**What to do:**
Please repeat the records word for word and skip the pictures.

Stored data
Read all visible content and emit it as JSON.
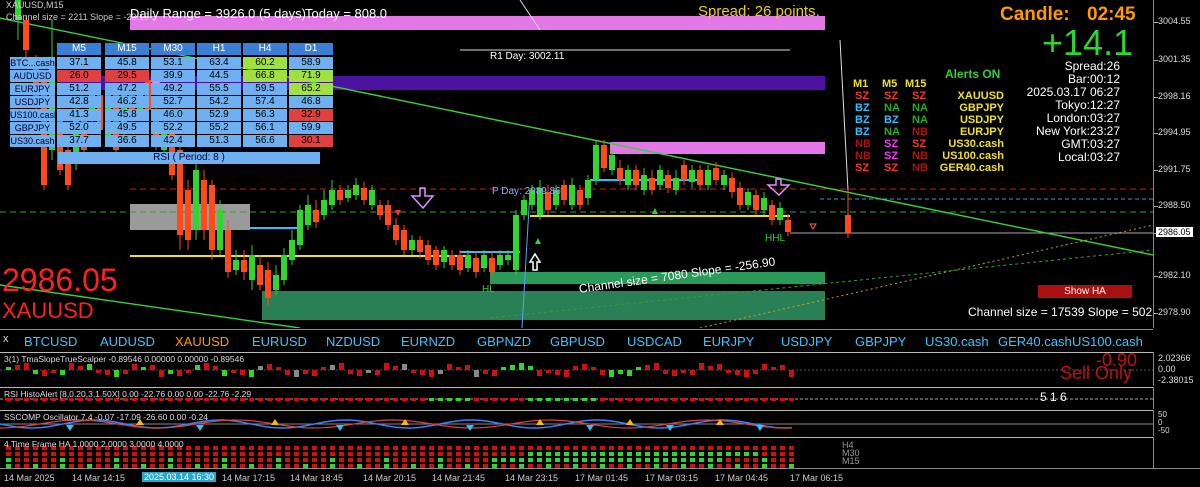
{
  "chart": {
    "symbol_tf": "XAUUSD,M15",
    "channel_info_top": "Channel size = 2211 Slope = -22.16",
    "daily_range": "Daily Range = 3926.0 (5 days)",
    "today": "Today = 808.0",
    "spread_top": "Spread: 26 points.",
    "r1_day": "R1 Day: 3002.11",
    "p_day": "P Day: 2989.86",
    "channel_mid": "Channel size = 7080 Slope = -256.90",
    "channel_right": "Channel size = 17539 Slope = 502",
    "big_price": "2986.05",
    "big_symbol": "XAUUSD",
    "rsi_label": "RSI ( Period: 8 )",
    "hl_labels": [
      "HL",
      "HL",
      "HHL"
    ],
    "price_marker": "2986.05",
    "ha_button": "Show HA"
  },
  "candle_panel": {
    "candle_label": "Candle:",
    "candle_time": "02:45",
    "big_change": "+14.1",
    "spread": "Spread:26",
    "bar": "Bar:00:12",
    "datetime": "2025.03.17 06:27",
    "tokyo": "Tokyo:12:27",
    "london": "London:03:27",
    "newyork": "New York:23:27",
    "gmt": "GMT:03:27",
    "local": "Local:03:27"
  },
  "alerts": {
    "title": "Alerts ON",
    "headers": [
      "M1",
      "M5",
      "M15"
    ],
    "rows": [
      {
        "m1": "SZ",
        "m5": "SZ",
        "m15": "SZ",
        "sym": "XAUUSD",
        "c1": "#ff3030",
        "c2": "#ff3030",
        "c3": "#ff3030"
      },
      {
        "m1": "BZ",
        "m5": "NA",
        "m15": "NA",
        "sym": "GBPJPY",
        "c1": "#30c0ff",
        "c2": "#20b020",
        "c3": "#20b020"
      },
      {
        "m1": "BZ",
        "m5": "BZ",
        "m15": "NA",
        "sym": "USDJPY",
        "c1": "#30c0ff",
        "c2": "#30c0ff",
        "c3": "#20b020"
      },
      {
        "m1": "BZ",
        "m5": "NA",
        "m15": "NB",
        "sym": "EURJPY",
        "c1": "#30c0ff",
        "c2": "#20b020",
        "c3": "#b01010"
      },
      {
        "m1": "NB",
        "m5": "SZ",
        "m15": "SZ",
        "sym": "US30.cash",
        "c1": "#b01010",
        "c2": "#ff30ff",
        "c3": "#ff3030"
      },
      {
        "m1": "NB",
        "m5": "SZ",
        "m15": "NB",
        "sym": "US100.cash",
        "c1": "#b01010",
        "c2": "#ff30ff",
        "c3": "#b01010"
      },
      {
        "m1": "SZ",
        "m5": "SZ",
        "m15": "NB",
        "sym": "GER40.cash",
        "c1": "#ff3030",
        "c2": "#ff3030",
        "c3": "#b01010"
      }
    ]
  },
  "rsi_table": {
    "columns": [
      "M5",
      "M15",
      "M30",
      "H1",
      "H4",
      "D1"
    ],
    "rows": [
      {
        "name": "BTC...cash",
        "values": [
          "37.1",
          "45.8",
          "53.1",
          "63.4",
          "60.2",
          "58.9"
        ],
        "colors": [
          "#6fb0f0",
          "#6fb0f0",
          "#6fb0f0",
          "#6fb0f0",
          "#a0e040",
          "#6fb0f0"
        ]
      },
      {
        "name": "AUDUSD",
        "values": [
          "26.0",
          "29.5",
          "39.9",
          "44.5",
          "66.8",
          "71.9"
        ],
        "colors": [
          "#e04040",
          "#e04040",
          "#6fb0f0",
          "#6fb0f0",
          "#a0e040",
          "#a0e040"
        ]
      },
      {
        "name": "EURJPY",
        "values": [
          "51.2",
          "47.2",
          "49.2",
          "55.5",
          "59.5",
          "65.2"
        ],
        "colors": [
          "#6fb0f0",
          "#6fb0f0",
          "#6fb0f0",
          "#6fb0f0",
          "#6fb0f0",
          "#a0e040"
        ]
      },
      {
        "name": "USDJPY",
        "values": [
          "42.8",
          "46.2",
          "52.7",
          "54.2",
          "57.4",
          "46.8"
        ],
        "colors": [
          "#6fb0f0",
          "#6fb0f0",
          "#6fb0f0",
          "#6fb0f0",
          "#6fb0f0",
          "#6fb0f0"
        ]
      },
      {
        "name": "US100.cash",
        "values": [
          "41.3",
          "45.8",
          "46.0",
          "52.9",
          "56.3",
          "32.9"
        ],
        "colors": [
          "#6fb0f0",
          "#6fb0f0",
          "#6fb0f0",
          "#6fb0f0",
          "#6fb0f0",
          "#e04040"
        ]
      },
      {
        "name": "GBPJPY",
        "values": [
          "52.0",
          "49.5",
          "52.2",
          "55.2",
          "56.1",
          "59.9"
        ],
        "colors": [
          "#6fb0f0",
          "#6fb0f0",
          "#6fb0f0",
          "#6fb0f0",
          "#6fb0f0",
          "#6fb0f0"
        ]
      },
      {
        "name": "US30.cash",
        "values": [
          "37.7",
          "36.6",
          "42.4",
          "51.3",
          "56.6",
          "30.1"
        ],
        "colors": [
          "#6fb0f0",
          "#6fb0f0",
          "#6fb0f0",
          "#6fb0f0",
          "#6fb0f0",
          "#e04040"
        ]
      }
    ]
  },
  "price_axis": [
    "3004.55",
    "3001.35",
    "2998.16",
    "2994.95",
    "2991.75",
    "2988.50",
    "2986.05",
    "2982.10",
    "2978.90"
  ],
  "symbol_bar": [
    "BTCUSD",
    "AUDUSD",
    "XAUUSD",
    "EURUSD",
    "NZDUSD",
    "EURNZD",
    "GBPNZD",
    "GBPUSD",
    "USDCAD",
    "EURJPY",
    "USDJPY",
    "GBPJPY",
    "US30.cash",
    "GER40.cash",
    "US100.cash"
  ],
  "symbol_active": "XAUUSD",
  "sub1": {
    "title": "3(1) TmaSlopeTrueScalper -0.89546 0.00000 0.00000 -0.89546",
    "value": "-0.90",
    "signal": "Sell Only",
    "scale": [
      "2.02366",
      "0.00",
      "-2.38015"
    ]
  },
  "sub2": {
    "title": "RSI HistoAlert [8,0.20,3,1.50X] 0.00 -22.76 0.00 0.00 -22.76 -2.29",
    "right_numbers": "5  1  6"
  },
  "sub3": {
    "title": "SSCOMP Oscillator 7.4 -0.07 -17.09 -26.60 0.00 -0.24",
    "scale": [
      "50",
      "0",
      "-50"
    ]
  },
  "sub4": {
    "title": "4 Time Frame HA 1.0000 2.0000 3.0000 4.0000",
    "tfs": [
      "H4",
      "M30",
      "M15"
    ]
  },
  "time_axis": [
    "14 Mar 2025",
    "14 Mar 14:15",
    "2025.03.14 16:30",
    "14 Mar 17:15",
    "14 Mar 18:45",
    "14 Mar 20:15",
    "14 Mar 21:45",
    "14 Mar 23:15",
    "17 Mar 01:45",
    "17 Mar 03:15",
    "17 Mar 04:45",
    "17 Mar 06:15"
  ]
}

**Exercise output:**
Read all visible content and emit it as JSON.
{
  "chart": {
    "symbol_tf": "XAUUSD,M15",
    "channel_info_top": "Channel size = 2211 Slope = -22.16",
    "daily_range": "Daily Range = 3926.0 (5 days)",
    "today": "Today = 808.0",
    "spread_top": "Spread: 26 points.",
    "r1_day": "R1 Day: 3002.11",
    "p_day": "P Day: 2989.86",
    "channel_mid": "Channel size = 7080 Slope = -256.90",
    "channel_right": "Channel size = 17539 Slope = 502",
    "big_price": "2986.05",
    "big_symbol": "XAUUSD",
    "rsi_label": "RSI ( Period: 8 )",
    "hl_labels": [
      "HL",
      "HL",
      "HHL"
    ],
    "price_marker": "2986.05",
    "ha_button": "Show HA"
  },
  "candle_panel": {
    "candle_label": "Candle:",
    "candle_time": "02:45",
    "big_change": "+14.1",
    "spread": "Spread:26",
    "bar": "Bar:00:12",
    "datetime": "2025.03.17 06:27",
    "tokyo": "Tokyo:12:27",
    "london": "London:03:27",
    "newyork": "New York:23:27",
    "gmt": "GMT:03:27",
    "local": "Local:03:27"
  },
  "alerts": {
    "title": "Alerts ON",
    "headers": [
      "M1",
      "M5",
      "M15"
    ],
    "rows": [
      {
        "m1": "SZ",
        "m5": "SZ",
        "m15": "SZ",
        "sym": "XAUUSD",
        "c1": "#ff3030",
        "c2": "#ff3030",
        "c3": "#ff3030"
      },
      {
        "m1": "BZ",
        "m5": "NA",
        "m15": "NA",
        "sym": "GBPJPY",
        "c1": "#30c0ff",
        "c2": "#20b020",
        "c3": "#20b020"
      },
      {
        "m1": "BZ",
        "m5": "BZ",
        "m15": "NA",
        "sym": "USDJPY",
        "c1": "#30c0ff",
        "c2": "#30c0ff",
        "c3": "#20b020"
      },
      {
        "m1": "BZ",
        "m5": "NA",
        "m15": "NB",
        "sym": "EURJPY",
        "c1": "#30c0ff",
        "c2": "#20b020",
        "c3": "#b01010"
      },
      {
        "m1": "NB",
        "m5": "SZ",
        "m15": "SZ",
        "sym": "US30.cash",
        "c1": "#b01010",
        "c2": "#ff30ff",
        "c3": "#ff3030"
      },
      {
        "m1": "NB",
        "m5": "SZ",
        "m15": "NB",
        "sym": "US100.cash",
        "c1": "#b01010",
        "c2": "#ff30ff",
        "c3": "#b01010"
      },
      {
        "m1": "SZ",
        "m5": "SZ",
        "m15": "NB",
        "sym": "GER40.cash",
        "c1": "#ff3030",
        "c2": "#ff3030",
        "c3": "#b01010"
      }
    ]
  },
  "rsi_table": {
    "columns": [
      "M5",
      "M15",
      "M30",
      "H1",
      "H4",
      "D1"
    ],
    "rows": [
      {
        "name": "BTC...cash",
        "values": [
          "37.1",
          "45.8",
          "53.1",
          "63.4",
          "60.2",
          "58.9"
        ],
        "colors": [
          "#6fb0f0",
          "#6fb0f0",
          "#6fb0f0",
          "#6fb0f0",
          "#a0e040",
          "#6fb0f0"
        ]
      },
      {
        "name": "AUDUSD",
        "values": [
          "26.0",
          "29.5",
          "39.9",
          "44.5",
          "66.8",
          "71.9"
        ],
        "colors": [
          "#e04040",
          "#e04040",
          "#6fb0f0",
          "#6fb0f0",
          "#a0e040",
          "#a0e040"
        ]
      },
      {
        "name": "EURJPY",
        "values": [
          "51.2",
          "47.2",
          "49.2",
          "55.5",
          "59.5",
          "65.2"
        ],
        "colors": [
          "#6fb0f0",
          "#6fb0f0",
          "#6fb0f0",
          "#6fb0f0",
          "#6fb0f0",
          "#a0e040"
        ]
      },
      {
        "name": "USDJPY",
        "values": [
          "42.8",
          "46.2",
          "52.7",
          "54.2",
          "57.4",
          "46.8"
        ],
        "colors": [
          "#6fb0f0",
          "#6fb0f0",
          "#6fb0f0",
          "#6fb0f0",
          "#6fb0f0",
          "#6fb0f0"
        ]
      },
      {
        "name": "US100.cash",
        "values": [
          "41.3",
          "45.8",
          "46.0",
          "52.9",
          "56.3",
          "32.9"
        ],
        "colors": [
          "#6fb0f0",
          "#6fb0f0",
          "#6fb0f0",
          "#6fb0f0",
          "#6fb0f0",
          "#e04040"
        ]
      },
      {
        "name": "GBPJPY",
        "values": [
          "52.0",
          "49.5",
          "52.2",
          "55.2",
          "56.1",
          "59.9"
        ],
        "colors": [
          "#6fb0f0",
          "#6fb0f0",
          "#6fb0f0",
          "#6fb0f0",
          "#6fb0f0",
          "#6fb0f0"
        ]
      },
      {
        "name": "US30.cash",
        "values": [
          "37.7",
          "36.6",
          "42.4",
          "51.3",
          "56.6",
          "30.1"
        ],
        "colors": [
          "#6fb0f0",
          "#6fb0f0",
          "#6fb0f0",
          "#6fb0f0",
          "#6fb0f0",
          "#e04040"
        ]
      }
    ]
  },
  "price_axis": [
    "3004.55",
    "3001.35",
    "2998.16",
    "2994.95",
    "2991.75",
    "2988.50",
    "2986.05",
    "2982.10",
    "2978.90"
  ],
  "symbol_bar": [
    "BTCUSD",
    "AUDUSD",
    "XAUUSD",
    "EURUSD",
    "NZDUSD",
    "EURNZD",
    "GBPNZD",
    "GBPUSD",
    "USDCAD",
    "EURJPY",
    "USDJPY",
    "GBPJPY",
    "US30.cash",
    "GER40.cash",
    "US100.cash"
  ],
  "symbol_active": "XAUUSD",
  "sub1": {
    "title": "3(1) TmaSlopeTrueScalper -0.89546 0.00000 0.00000 -0.89546",
    "value": "-0.90",
    "signal": "Sell Only",
    "scale": [
      "2.02366",
      "0.00",
      "-2.38015"
    ]
  },
  "sub2": {
    "title": "RSI HistoAlert [8,0.20,3,1.50X] 0.00 -22.76 0.00 0.00 -22.76 -2.29",
    "right_numbers": "5  1  6"
  },
  "sub3": {
    "title": "SSCOMP Oscillator 7.4 -0.07 -17.09 -26.60 0.00 -0.24",
    "scale": [
      "50",
      "0",
      "-50"
    ]
  },
  "sub4": {
    "title": "4 Time Frame HA 1.0000 2.0000 3.0000 4.0000",
    "tfs": [
      "H4",
      "M30",
      "M15"
    ]
  },
  "time_axis": [
    "14 Mar 2025",
    "14 Mar 14:15",
    "2025.03.14 16:30",
    "14 Mar 17:15",
    "14 Mar 18:45",
    "14 Mar 20:15",
    "14 Mar 21:45",
    "14 Mar 23:15",
    "17 Mar 01:45",
    "17 Mar 03:15",
    "17 Mar 04:45",
    "17 Mar 06:15"
  ]
}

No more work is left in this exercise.